Country profile Guinea – Canada Today
Map of Guinea
Guinea’s natural resources make it possibly one of the richest countries on the continent, but its population is among the poorest in West Africa.
Experimentation with socialism and the two-year junta rule took its toll on development prospects. The 2010 elections ushered in a decade of civilian rule but also resulted in violent ethnic clashes.
In addition, hundreds of thousands of refugees from Liberia and Sierra Leone have weighed on Guinea’s ailing economy.
The instability has fueled mistrust and ethnic tensions — as well as accusations between neighbors of attempted destabilization and border attacks.
Capital city: Conakry
Area: 245,857 km²
Population: 13.2 million
Languages: French, as well as Arabic, English, Susu, Pular, Maninka and others
Life expectancy: 61 years (men) 62 years (women)
Military leader: Mamady Doumbouya
The leader of Guinea Mamady Doumbouya
The Lt. Colonel Mamady Doumbouya, the commander of the country’s special forces, overthrew President Alpha Conde in a coup in September 2021. He accused the president of rampant corruption, human rights violations and mismanagement.

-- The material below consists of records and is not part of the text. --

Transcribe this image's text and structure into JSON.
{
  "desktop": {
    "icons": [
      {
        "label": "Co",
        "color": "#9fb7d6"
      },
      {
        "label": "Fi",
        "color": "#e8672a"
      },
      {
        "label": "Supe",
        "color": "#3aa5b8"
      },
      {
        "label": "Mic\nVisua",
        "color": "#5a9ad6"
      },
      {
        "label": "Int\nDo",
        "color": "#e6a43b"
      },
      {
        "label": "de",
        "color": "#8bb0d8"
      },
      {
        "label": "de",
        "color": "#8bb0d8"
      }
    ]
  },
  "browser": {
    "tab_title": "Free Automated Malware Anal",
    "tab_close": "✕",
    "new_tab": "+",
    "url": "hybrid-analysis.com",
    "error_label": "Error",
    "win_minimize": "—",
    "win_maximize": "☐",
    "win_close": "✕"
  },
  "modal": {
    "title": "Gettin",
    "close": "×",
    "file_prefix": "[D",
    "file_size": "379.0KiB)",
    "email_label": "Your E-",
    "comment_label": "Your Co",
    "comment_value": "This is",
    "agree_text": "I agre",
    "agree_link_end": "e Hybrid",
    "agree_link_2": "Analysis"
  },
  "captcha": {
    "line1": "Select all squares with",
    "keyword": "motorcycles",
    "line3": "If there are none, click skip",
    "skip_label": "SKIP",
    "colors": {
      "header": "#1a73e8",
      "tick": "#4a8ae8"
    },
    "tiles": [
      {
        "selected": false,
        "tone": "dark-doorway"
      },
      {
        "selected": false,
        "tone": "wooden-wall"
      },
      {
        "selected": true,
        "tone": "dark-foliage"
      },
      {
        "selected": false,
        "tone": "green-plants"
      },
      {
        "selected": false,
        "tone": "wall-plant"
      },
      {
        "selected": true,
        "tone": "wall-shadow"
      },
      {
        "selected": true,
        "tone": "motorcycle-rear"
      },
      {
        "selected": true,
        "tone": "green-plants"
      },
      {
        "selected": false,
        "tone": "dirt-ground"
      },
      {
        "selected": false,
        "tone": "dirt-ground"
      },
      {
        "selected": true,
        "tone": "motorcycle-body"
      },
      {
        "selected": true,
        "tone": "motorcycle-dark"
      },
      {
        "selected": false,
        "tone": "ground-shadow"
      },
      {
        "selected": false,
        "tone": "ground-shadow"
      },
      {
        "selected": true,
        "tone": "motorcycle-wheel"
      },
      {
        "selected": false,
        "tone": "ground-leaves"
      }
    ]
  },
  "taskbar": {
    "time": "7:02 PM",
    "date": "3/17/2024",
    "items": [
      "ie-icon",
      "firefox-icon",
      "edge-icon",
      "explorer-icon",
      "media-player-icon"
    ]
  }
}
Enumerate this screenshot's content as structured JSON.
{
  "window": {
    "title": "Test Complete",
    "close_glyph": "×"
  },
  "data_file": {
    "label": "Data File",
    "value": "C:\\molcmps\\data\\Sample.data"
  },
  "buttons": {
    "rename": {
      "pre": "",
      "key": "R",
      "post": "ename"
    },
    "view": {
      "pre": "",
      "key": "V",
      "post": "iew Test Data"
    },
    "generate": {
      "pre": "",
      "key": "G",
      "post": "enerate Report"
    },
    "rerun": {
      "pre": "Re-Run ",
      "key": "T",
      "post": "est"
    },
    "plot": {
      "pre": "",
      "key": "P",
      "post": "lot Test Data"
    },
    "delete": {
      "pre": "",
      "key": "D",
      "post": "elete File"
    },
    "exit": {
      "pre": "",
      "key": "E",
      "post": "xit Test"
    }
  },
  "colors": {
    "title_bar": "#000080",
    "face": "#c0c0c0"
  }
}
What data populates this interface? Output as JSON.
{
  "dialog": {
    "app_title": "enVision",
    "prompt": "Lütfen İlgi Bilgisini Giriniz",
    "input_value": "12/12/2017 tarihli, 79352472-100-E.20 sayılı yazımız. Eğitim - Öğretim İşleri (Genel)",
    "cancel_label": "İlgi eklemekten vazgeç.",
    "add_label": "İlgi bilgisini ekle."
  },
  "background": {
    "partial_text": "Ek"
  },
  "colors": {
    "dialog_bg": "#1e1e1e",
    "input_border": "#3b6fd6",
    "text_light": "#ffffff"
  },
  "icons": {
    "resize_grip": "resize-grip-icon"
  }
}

The Lt. Colonel Doumbouya established the National Committee for Reconciliation and Development with himself as president, ordered the release of political prisoners and announced an 18-month transition to democracy.
Alpha Conde, a veteran opposition politician, became president in 2010 in Guinea’s first democratic elections since independence. He was re-elected in 2015 but faced protests four years later when he amended the constitution to run for a third term.
In September 2022, the Economic Community of West African States (Ecowas) imposed sanctions on individual members of the military government in response to the coup.
The adult literacy rate in Guinea is steadily increasing but still accounts for about half of the population
Several dozen newspapers appear regularly in Guinea, although most of them have a small circulation. More than 60 private radio stations and some private TV stations compete with the state broadcaster. Most of the population accesses information through radio.
Media pluralism is a reality in Guinea and journalists enjoy a certain freedom of expression. But the civilian government has often failed to maintain this standard in practice.
It remains to be seen whether the interim government installed after the September 2021 coup will deliver on press freedom issues.
As of December 2021, there were 2.5 million internet users, which is 18% of the population (Internetworldstats.com).
Radiodiffusion-Television Guinenne (RTG) – run by the state, in French, English and local languages; operates community Radio Rurale stations
Radio Nostalgia Guinea – private
Liberte FM – private
Soleil FM – private
Familia FM – private
Guinea’s first President, Sekou Toure, was a key figure in Africa’s decolonization effort
Some important dates in the history of Guinea:
Modern Guinea was located on the fringes of some West African empires.
300-1100 – The Empire of Ghana. During this period, Islam entered the region through North African traders.
12th century – After the collapse of the Ghana empire, the Sosso empire flourishes.
13-15 century – The Mali Empire defeats the Sosso ruler Soumangourou Kanté at the Battle of Kirina, c. 1235. The empire is finally replaced by its vassal states in the 15th century.
1460s – The Songhai Empire surpasses the Mali Empire in both territory and wealth. It was ravaged by civil war and conquered by invaders from Morocco in the 1580s, but then split into smaller kingdoms.
Several kingdoms existed in present-day Guinea after the fall of some West African empires.
17th century – European merchants arrive
1850s – Increased French military activities in the region.
1891 – France declares Guinea a separate colony from Senegal.
1898 – French forces defeat the armies of Samori Touré, Mansa (or Emperor) of the State of Ouassoulou, giving France control of present-day Guinea and adjacent territories.
1958 – Guinea becomes independent, with Ahmed Sekou Toure as President.
2003 – President Lansana Conte wins a third mandate in elections boycotted by the opposition.
2008 – The military takes power after President Conte dies. The coup is condemned internationally, but most Guineans support the army’s move.
2010 – Return to civilian rule. Alpha Conde declared winner of the presidential runoff.
2014 – Outbreak of the deadly Ebola virus in southern Guinea. It spreads to Liberia and Sierra Leone, and has killed 11,300 people in two years.
2021 – President Conde is overthrown by a coup d’état.
An outbreak of the Ebola virus has had a major impact on Guinea